Task directions
Each line below that carries the string "this" must appear in the answer.
·····
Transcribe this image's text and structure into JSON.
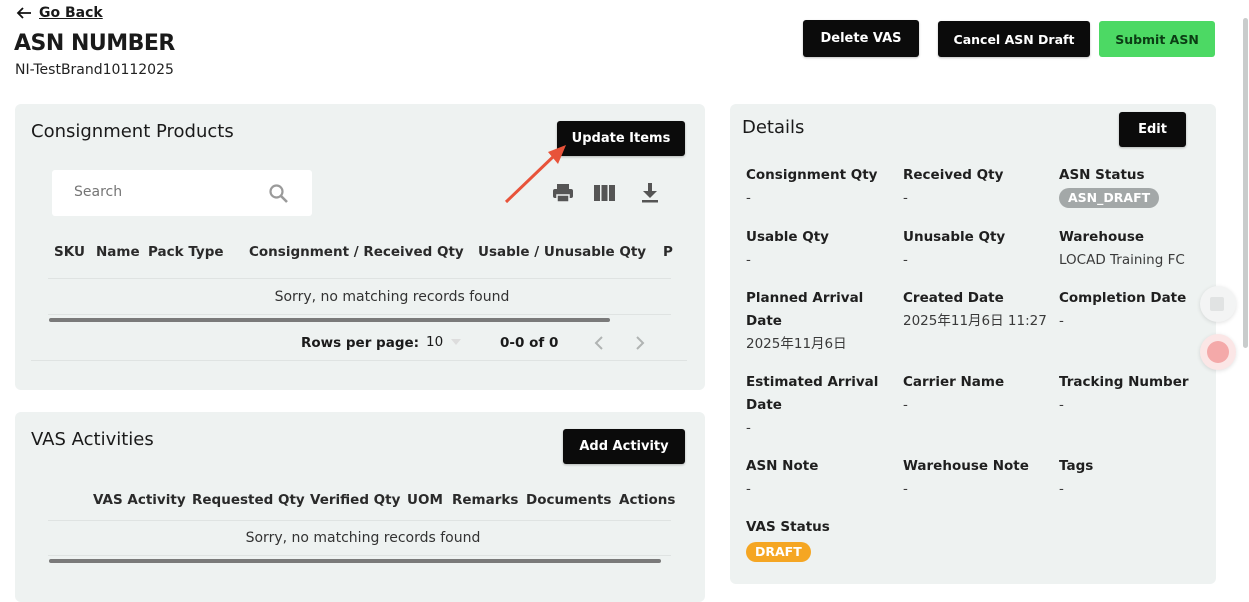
{
  "header": {
    "back_label": "Go Back",
    "title": "ASN NUMBER",
    "asn_id": "NI-TestBrand10112025"
  },
  "actions": {
    "delete_vas": "Delete VAS",
    "cancel_draft": "Cancel ASN Draft",
    "submit": "Submit ASN"
  },
  "consignment": {
    "title": "Consignment Products",
    "update_button": "Update Items",
    "search_placeholder": "Search",
    "columns": [
      "SKU",
      "Name",
      "Pack Type",
      "Consignment / Received Qty",
      "Usable / Unusable Qty",
      "P"
    ],
    "empty_message": "Sorry, no matching records found",
    "rows_per_page_label": "Rows per page:",
    "rows_per_page_value": "10",
    "range": "0-0 of 0"
  },
  "vas": {
    "title": "VAS Activities",
    "add_button": "Add Activity",
    "columns": [
      "VAS Activity",
      "Requested Qty",
      "Verified Qty",
      "UOM",
      "Remarks",
      "Documents",
      "Actions"
    ],
    "empty_message": "Sorry, no matching records found"
  },
  "details": {
    "title": "Details",
    "edit_button": "Edit",
    "consignment_qty_label": "Consignment Qty",
    "consignment_qty": "-",
    "received_qty_label": "Received Qty",
    "received_qty": "-",
    "asn_status_label": "ASN Status",
    "asn_status": "ASN_DRAFT",
    "usable_qty_label": "Usable Qty",
    "usable_qty": "-",
    "unusable_qty_label": "Unusable Qty",
    "unusable_qty": "-",
    "warehouse_label": "Warehouse",
    "warehouse": "LOCAD Training FC",
    "planned_arrival_label_1": "Planned Arrival",
    "planned_arrival_label_2": "Date",
    "planned_arrival": "2025年11月6日",
    "created_date_label": "Created Date",
    "created_date": "2025年11月6日 11:27",
    "completion_date_label": "Completion Date",
    "completion_date": "-",
    "estimated_arrival_label_1": "Estimated Arrival",
    "estimated_arrival_label_2": "Date",
    "estimated_arrival": "-",
    "carrier_name_label": "Carrier Name",
    "carrier_name": "-",
    "tracking_number_label": "Tracking Number",
    "tracking_number": "-",
    "asn_note_label": "ASN Note",
    "asn_note": "-",
    "warehouse_note_label": "Warehouse Note",
    "warehouse_note": "-",
    "tags_label": "Tags",
    "tags": "-",
    "vas_status_label": "VAS Status",
    "vas_status": "DRAFT"
  },
  "colors": {
    "primary": "#0b0b0b",
    "submit_green": "#4cd964",
    "card_bg": "#eef2f1",
    "asn_status_badge": "#a3a8a8",
    "vas_status_badge": "#f5a623",
    "annotation_arrow": "#e8533a"
  },
  "icons": [
    "arrow-left-icon",
    "search-icon",
    "print-icon",
    "columns-icon",
    "download-icon",
    "chevron-down-icon",
    "chevron-left-icon",
    "chevron-right-icon"
  ]
}
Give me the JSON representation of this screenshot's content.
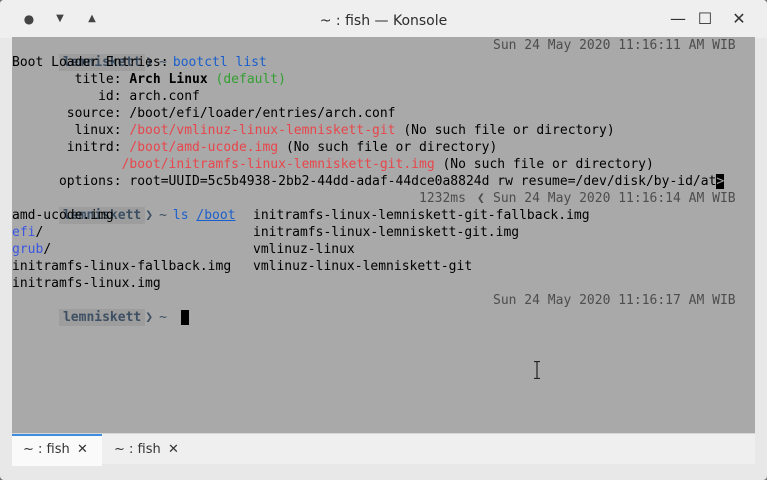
{
  "window": {
    "title": "~ : fish — Konsole",
    "buttons": {
      "menu": "●",
      "collapse": "▼",
      "expand": "▲",
      "minimize": "—",
      "maximize": "☐",
      "close": "✕"
    }
  },
  "prompt": {
    "user": "lemniskett",
    "sep": "❯",
    "dir": "~"
  },
  "block1": {
    "command": "bootctl list",
    "timestamp": "Sun 24 May 2020 11:16:11 AM WIB",
    "heading": "Boot Loader Entries:",
    "title_label": "        title:",
    "title_value": "Arch Linux",
    "title_default": "(default)",
    "id_label": "           id:",
    "id_value": "arch.conf",
    "source_label": "       source:",
    "source_value": "/boot/efi/loader/entries/arch.conf",
    "linux_label": "        linux:",
    "linux_value": "/boot/vmlinuz-linux-lemniskett-git",
    "linux_note": "(No such file or directory)",
    "initrd_label": "       initrd:",
    "initrd_value1": "/boot/amd-ucode.img",
    "initrd_note1": "(No such file or directory)",
    "initrd_value2": "/boot/initramfs-linux-lemniskett-git.img",
    "initrd_note2": "(No such file or directory)",
    "options_label": "      options:",
    "options_value": "root=UUID=5c5b4938-2bb2-44dd-adaf-44dce0a8824d rw resume=/dev/disk/by-id/at",
    "options_more": ">"
  },
  "block2": {
    "command": "ls",
    "arg": "/boot",
    "duration": "1232ms",
    "duration_sep": "❮",
    "timestamp": "Sun 24 May 2020 11:16:14 AM WIB",
    "col1": [
      "amd-ucode.img",
      "efi",
      "grub",
      "initramfs-linux-fallback.img",
      "initramfs-linux.img"
    ],
    "col1_suffix": [
      "",
      "/",
      "/",
      "",
      ""
    ],
    "col2": [
      "initramfs-linux-lemniskett-git-fallback.img",
      "initramfs-linux-lemniskett-git.img",
      "vmlinuz-linux",
      "vmlinuz-linux-lemniskett-git"
    ]
  },
  "block3": {
    "timestamp": "Sun 24 May 2020 11:16:17 AM WIB"
  },
  "tabs": [
    {
      "label": "~ : fish",
      "close": "✕",
      "active": true
    },
    {
      "label": "~ : fish",
      "close": "✕",
      "active": false
    }
  ],
  "colors": {
    "terminal_bg": "#a9a9a9",
    "prompt_fg": "#3d4f62",
    "command_fg": "#1a5fcc",
    "error_fg": "#e8464b",
    "dir_fg": "#3b56e0",
    "default_fg": "#33a032",
    "tab_accent": "#3d8ee0"
  }
}
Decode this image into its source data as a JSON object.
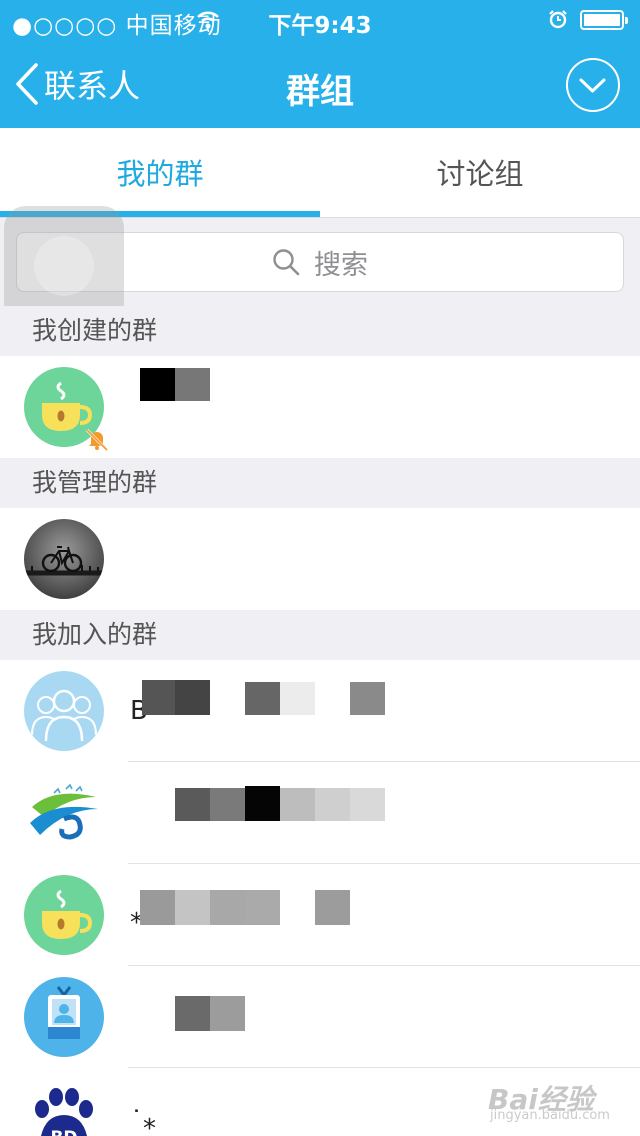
{
  "status_bar": {
    "carrier": "●○○○○ 中国移动",
    "time": "下午9:43"
  },
  "nav": {
    "back_label": "联系人",
    "title": "群组"
  },
  "tabs": [
    {
      "label": "我的群",
      "active": true
    },
    {
      "label": "讨论组",
      "active": false
    }
  ],
  "search": {
    "placeholder": "搜索"
  },
  "sections": {
    "created": "我创建的群",
    "managed": "我管理的群",
    "joined": "我加入的群"
  },
  "joined_groups": [
    {
      "name_visible": "B"
    },
    {
      "name_visible": ""
    },
    {
      "name_visible": "⁎"
    },
    {
      "name_visible": ""
    },
    {
      "name_visible": "˙⁎"
    }
  ],
  "avatars": {
    "created_0": "coffee-cup-icon",
    "managed_0": "bicycle-photo",
    "joined_0": "group-people-icon",
    "joined_1": "green-blue-wave-logo",
    "joined_2": "coffee-cup-icon",
    "joined_3": "id-badge-icon",
    "joined_4": "baidu-paw-logo"
  },
  "colors": {
    "accent": "#27b0ea",
    "tab_active": "#1ea9df",
    "section_bg": "#efeff4"
  },
  "watermark": {
    "brand": "Bai经验",
    "url": "jingyan.baidu.com"
  }
}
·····
Final answer
Transcribe this image's text and structure into JSON.
Give me the JSON representation of this screenshot's content.
Decode this image into its source data as a JSON object.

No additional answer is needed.